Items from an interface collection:
○ ○ ○ ○ ○ ○ ○

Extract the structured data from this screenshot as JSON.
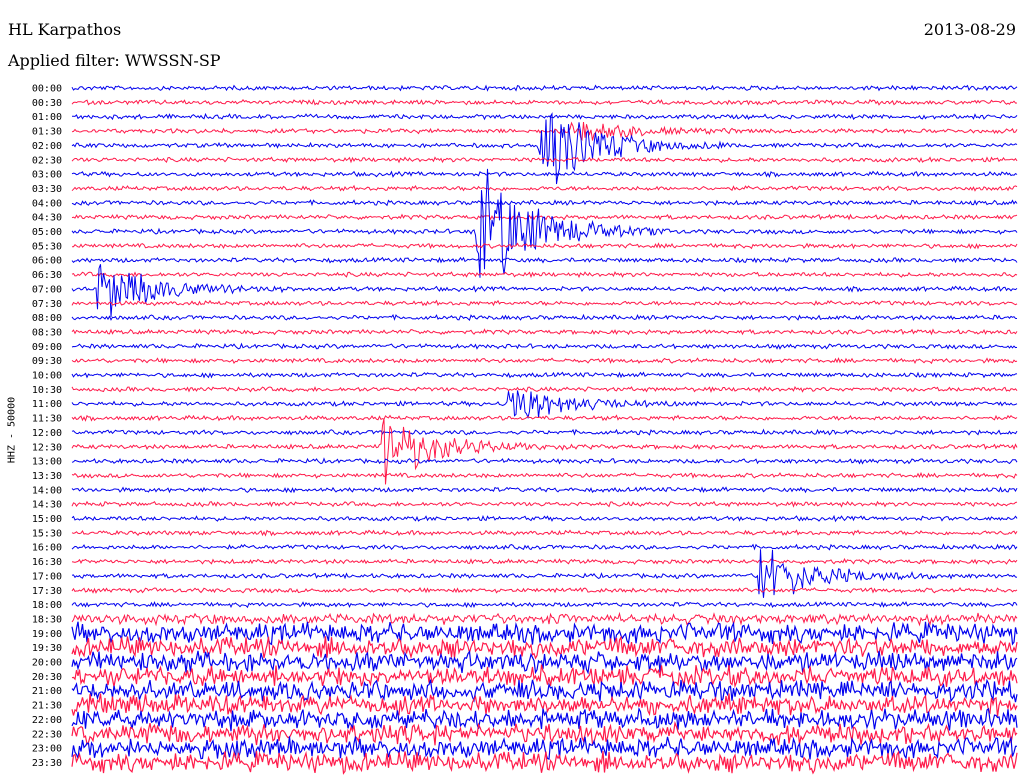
{
  "header": {
    "station": "HL Karpathos",
    "filter": "Applied filter: WWSSN-SP",
    "date": "2013-08-29"
  },
  "chart_data": {
    "type": "line",
    "title": "HL Karpathos",
    "date": "2013-08-29",
    "filter": "WWSSN-SP",
    "ylabel": "HHZ - 50000",
    "row_labels": [
      "00:00",
      "00:30",
      "01:00",
      "01:30",
      "02:00",
      "02:30",
      "03:00",
      "03:30",
      "04:00",
      "04:30",
      "05:00",
      "05:30",
      "06:00",
      "06:30",
      "07:00",
      "07:30",
      "08:00",
      "08:30",
      "09:00",
      "09:30",
      "10:00",
      "10:30",
      "11:00",
      "11:30",
      "12:00",
      "12:30",
      "13:00",
      "13:30",
      "14:00",
      "14:30",
      "15:00",
      "15:30",
      "16:00",
      "16:30",
      "17:00",
      "17:30",
      "18:00",
      "18:30",
      "19:00",
      "19:30",
      "20:00",
      "20:30",
      "21:00",
      "21:30",
      "22:00",
      "22:30",
      "23:00",
      "23:30"
    ],
    "trace_colors": [
      "#0000ee",
      "#ff1a4a"
    ],
    "minutes_per_row": 30,
    "events": [
      {
        "row": 3,
        "minute": 16,
        "amplitude": 1.0
      },
      {
        "row": 4,
        "minute": 15,
        "amplitude": 4.0
      },
      {
        "row": 10,
        "minute": 13,
        "amplitude": 6.0
      },
      {
        "row": 14,
        "minute": 1,
        "amplitude": 2.5
      },
      {
        "row": 22,
        "minute": 14,
        "amplitude": 1.8
      },
      {
        "row": 25,
        "minute": 10,
        "amplitude": 3.0
      },
      {
        "row": 34,
        "minute": 22,
        "amplitude": 2.5
      }
    ],
    "noise_onset_row": 38
  }
}
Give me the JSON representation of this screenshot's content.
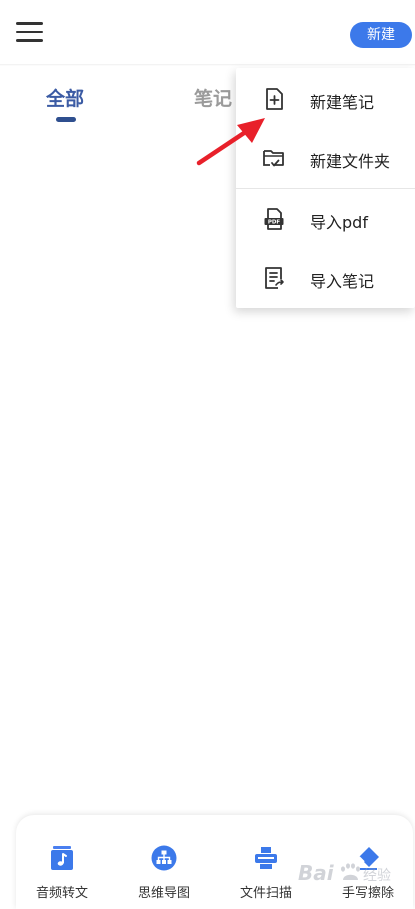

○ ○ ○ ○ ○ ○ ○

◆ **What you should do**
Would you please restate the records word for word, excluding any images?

◆ **Completed task**
Extract the structured data from this screenshot as JSON.
{
  "header": {
    "station": "HL Karpathos",
    "filter": "Applied filter: WWSSN-SP",
    "date": "2013-08-29"
  },
  "chart_data": {
    "type": "line",
    "title": "HL Karpathos",
    "date": "2013-08-29",
    "filter": "WWSSN-SP",
    "ylabel": "HHZ - 50000",
    "row_labels": [
      "00:00",
      "00:30",
      "01:00",
      "01:30",
      "02:00",
      "02:30",
      "03:00",
      "03:30",
      "04:00",
      "04:30",
      "05:00",
      "05:30",
      "06:00",
      "06:30",
      "07:00",
      "07:30",
      "08:00",
      "08:30",
      "09:00",
      "09:30",
      "10:00",
      "10:30",
      "11:00",
      "11:30",
      "12:00",
      "12:30",
      "13:00",
      "13:30",
      "14:00",
      "14:30",
      "15:00",
      "15:30",
      "16:00",
      "16:30",
      "17:00",
      "17:30",
      "18:00",
      "18:30",
      "19:00",
      "19:30",
      "20:00",
      "20:30",
      "21:00",
      "21:30",
      "22:00",
      "22:30",
      "23:00",
      "23:30"
    ],
    "trace_colors": [
      "#0000ee",
      "#ff1a4a"
    ],
    "minutes_per_row": 30,
    "events": [
      {
        "row": 3,
        "minute": 16,
        "amplitude": 1.0
      },
      {
        "row": 4,
        "minute": 15,
        "amplitude": 4.0
      },
      {
        "row": 10,
        "minute": 13,
        "amplitude": 6.0
      },
      {
        "row": 14,
        "minute": 1,
        "amplitude": 2.5
      },
      {
        "row": 22,
        "minute": 14,
        "amplitude": 1.8
      },
      {
        "row": 25,
        "minute": 10,
        "amplitude": 3.0
      },
      {
        "row": 34,
        "minute": 22,
        "amplitude": 2.5
      }
    ],
    "noise_onset_row": 38
  }
}
Give me the JSON representation of this screenshot's content.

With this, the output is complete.